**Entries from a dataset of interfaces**
↓↓↓

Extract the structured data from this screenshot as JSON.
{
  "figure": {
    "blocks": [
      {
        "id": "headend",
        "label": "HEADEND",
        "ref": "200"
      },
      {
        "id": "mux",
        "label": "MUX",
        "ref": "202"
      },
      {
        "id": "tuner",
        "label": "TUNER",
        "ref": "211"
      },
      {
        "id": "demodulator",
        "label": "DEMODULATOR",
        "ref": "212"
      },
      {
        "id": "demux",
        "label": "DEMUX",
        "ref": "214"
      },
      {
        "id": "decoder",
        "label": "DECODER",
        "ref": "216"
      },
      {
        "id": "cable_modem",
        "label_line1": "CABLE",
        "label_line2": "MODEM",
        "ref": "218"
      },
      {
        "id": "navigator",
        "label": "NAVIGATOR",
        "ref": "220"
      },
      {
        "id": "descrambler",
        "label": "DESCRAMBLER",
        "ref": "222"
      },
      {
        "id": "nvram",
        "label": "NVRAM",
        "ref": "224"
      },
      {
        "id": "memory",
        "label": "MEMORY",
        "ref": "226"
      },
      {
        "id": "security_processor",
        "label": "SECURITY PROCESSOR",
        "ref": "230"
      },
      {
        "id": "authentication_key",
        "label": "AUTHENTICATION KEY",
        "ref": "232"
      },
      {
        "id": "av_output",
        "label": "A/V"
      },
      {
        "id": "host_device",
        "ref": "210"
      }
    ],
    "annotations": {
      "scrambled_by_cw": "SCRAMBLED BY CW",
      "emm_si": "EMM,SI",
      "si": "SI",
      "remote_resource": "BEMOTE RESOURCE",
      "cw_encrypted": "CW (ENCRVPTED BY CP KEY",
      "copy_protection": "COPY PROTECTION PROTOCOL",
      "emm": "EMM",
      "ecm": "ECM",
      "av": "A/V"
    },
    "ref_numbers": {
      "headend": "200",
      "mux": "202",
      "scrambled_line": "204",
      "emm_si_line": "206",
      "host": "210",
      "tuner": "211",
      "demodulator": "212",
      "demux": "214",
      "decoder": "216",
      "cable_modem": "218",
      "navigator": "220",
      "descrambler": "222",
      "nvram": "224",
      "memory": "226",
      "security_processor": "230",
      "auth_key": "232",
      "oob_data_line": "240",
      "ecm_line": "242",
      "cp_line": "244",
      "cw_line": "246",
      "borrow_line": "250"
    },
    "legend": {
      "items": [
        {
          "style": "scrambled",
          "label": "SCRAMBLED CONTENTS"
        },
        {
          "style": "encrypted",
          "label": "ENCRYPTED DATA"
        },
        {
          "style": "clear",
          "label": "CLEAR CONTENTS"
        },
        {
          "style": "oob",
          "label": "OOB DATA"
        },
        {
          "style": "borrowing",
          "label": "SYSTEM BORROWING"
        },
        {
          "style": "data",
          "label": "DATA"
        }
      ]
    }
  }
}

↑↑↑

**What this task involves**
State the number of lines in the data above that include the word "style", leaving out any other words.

**Response area**
6